Eighth, he is wise. After the Israelites finally finish building the wall, Sanballat, Tobiah, and Geshem still aren't satisfied with their trouble-making. They send Nehemiah word saying "'Come, let us meet together among the villages in the plain of Ono.'" But Nehemiah knew they were trying to kill him. So he tells them he's busy with a great work and can't leave. Four times they tried to get him to come but he answers them in the same manner. So when that doesn't work they try to blackmail him. Sanballat sends him yet another letter saying, "It is reported among the nations, and Geshem says, that you and the Jews plan to rebel...Now these matters will be reported to the king.
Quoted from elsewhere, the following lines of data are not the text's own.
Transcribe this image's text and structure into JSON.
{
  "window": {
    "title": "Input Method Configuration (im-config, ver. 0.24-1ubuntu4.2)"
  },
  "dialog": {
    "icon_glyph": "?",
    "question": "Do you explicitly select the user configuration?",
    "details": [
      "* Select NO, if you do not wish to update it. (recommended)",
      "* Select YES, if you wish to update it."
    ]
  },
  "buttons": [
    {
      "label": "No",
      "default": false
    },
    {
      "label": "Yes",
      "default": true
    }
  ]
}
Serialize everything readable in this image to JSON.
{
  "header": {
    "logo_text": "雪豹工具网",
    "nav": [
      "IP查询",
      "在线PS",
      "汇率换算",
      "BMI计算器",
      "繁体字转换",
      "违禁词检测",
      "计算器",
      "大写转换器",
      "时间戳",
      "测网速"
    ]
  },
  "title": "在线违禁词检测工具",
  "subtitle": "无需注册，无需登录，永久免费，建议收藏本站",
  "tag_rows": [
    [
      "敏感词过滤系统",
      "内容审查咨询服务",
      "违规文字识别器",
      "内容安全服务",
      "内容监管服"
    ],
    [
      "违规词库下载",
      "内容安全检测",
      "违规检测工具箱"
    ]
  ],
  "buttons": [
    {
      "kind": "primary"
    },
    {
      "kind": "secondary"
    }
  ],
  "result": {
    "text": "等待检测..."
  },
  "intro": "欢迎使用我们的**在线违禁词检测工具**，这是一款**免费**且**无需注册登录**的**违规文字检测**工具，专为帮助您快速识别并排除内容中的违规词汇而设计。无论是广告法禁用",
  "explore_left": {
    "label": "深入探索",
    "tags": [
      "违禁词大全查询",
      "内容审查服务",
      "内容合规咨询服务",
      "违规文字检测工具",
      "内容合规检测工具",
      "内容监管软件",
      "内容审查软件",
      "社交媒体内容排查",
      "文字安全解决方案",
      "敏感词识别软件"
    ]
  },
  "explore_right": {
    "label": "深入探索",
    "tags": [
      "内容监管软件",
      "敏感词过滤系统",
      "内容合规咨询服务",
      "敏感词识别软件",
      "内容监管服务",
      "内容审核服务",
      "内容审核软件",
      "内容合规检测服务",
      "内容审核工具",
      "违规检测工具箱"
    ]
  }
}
So come, therefore, and let us consult together." But Nehemiah answers, "No such things as you say are being done, but you invent them in your own heart." So after everything they've tried doesn't work, they get an insider named Shemaiah to make Nehemiah break the Jewish law by going into the temple saying, "they are coming to kill you." But Nehemiah replies, "Should such a man as I flee?...I will not go in!"

Ninth, he finishes what he sets out to do. Finally, "the wall was fifty-two days...and when all our enemies heard of it...they perceived that this work was done by our God." But it was not truly finished for "the city was large and spacious, but the people in it were few...Then my God put it into my heart to gather the nobles, the rulers and the people that they might be registered by genealogy." So he does it. And "when the seventh month came, the children of Israel were in their cities."

Tenth, he keeps God's law. After sealing a covenant, dedicating the wall, delegating temple responsibilities, and creating several reforms, Nehemiah has to deal with merchants trying to come in and sell things on the sabbath. He rebukes the nobles of Judah for profaning the sabbath, then posts his servants at the gates to keep people from bringing their wares in on the sabbath. So the merchants simply camp outside Jerusalem until the sabbath is over. But Nehemiah warns them that if they don't clear out he'll lay hands on them. So "from that time on they came no more on the Sabbath."

Nehemiah was not perfect, but He sought to please the Lord in everything he did, and I believe he was truly a man after God's own heart. That is why I want to marry a man like Nehemiah...